NASSAU, BAHAMAS – With aid from international humanitarian agencies phasing out soon, Grand Bahama will need to find a solution to its potable water needs, revealed the National Emergency Management Agency (NEMA).
The issue was raised in the agency’s November 20 update on Hurricane Dorian recovery and reconstruction efforts.
“There is still a problem with potable water on the island,” the statement noted.
“While the NGOs are providing free water and producing 35,000 gallons daily, a solution needs to be found, as these services will soon phase out.”
The Category 5 storm devastated parts of Grand Bahama and Abaco in early September, debilitataing utlity services on both islands and leaving thousands displaced.
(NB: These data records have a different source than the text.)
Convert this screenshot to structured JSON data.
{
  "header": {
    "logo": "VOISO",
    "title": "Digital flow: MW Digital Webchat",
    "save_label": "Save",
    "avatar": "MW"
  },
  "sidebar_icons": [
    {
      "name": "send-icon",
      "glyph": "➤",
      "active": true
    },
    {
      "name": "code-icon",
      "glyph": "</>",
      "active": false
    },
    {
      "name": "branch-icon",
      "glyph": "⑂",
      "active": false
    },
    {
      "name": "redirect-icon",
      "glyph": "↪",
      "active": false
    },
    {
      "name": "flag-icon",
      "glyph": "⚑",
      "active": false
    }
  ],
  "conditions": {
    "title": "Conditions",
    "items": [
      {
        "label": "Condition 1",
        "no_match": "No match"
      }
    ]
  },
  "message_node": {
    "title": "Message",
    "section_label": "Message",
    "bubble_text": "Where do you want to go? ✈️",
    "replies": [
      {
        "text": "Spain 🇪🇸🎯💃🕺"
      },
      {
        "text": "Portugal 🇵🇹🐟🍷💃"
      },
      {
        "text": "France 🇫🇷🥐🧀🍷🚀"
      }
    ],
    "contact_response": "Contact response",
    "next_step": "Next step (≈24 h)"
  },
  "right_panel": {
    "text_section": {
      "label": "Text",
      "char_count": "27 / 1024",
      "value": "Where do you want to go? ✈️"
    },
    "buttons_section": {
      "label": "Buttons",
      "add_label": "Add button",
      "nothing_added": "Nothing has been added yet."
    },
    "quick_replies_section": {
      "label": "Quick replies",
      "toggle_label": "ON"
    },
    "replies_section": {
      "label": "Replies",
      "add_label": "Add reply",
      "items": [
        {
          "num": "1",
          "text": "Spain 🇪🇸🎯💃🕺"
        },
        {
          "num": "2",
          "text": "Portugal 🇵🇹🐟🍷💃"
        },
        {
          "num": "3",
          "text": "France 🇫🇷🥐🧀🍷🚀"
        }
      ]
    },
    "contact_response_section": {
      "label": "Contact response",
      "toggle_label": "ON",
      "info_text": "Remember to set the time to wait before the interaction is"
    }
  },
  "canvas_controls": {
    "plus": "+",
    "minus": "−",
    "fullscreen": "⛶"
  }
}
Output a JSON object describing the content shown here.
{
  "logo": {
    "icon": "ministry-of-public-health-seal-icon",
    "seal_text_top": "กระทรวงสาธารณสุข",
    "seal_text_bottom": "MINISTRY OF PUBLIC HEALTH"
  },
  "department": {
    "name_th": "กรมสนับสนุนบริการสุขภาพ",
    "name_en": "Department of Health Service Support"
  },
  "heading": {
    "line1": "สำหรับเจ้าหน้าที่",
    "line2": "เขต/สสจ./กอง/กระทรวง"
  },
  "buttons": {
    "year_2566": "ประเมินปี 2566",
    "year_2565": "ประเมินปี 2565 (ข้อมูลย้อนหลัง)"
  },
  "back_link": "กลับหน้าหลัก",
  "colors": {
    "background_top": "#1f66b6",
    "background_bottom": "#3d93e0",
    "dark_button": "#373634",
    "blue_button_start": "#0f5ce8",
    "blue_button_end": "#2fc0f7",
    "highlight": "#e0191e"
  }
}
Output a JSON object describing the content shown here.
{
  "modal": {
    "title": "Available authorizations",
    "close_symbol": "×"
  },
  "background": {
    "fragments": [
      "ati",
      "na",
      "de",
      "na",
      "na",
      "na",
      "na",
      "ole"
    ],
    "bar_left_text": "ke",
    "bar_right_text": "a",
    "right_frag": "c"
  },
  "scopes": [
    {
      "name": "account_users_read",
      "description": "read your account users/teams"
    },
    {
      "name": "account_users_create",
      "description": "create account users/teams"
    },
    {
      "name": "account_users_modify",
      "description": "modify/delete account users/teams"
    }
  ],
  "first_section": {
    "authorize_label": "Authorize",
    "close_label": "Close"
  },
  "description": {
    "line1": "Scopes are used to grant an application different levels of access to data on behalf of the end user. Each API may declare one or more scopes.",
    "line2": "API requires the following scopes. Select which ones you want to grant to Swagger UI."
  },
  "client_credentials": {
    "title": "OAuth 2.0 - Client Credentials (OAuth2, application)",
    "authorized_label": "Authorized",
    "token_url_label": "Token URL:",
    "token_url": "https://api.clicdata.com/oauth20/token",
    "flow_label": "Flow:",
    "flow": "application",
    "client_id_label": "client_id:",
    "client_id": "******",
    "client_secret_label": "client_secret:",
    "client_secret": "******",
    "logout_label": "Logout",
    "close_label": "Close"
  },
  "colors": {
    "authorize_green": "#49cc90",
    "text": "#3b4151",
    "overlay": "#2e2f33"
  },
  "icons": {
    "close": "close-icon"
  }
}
The wrath of the storm compromised the island’s ‘supply’ of fresh salt-free water in its wellfields.
Residents have been advised through public notices that the water can be used for sanitary purposes only and not for consumption.
Since the passage of the strongest storm to hit Northwest Bahamas, the Grand Bahama Port Authority (GBPA) has partnered with the Grand Bahama Utility Company Limited (GBUC), the National Emergency Management Agency and several NGOs to provide free drinking water to local communities at water distribution sites island-wide.
Those NGOs include Isra-Aid, Samaritan’s Purse, Mercy Corps, Siemens, Resolve Marine, Water Mission, International Medical Corp, Operators without Borders, ADRA and more.
Earlier this month GBUC said it was making steady progress towards the full return of potable water on the island.
Ongoing assessments revealed a continuing decline in salinity levels.
“The GBUC is committed to resolving the issue of salinity levels as a result of the tidal surge,” said Grand Bahama Port Authority President Ian Rolle, in a statement on the matter.
“The actual water pressure and the volume pumped per day is back up to pre-storm levels which is reassuring.
“Key infrastructure works are in progress and we continue to confer with the experts to bring about the best and speediest return to our pre-storm highest quality fresh water.”
In light of efforts to reduce water salinity to World Health Organization standards, the GBUC has also discussed the possibility of a Reverse Osmosis (RO) System.
Geron Turnquest, General Manager of the GBUC said in the same statement that, “We have considered the possibility of introducing a large-scale Reverse Osmosis System.
“But we are advised that this presents challenges. Despite it being an expensive investment that will impact the cost of water to the consumer, it will also take a minimum of three to four months to develop.
“By this time, we aim to have resolved this salinity issue with new measures in place. An RO system on this scale would only be needed if the possibility of having no fresh water exists.”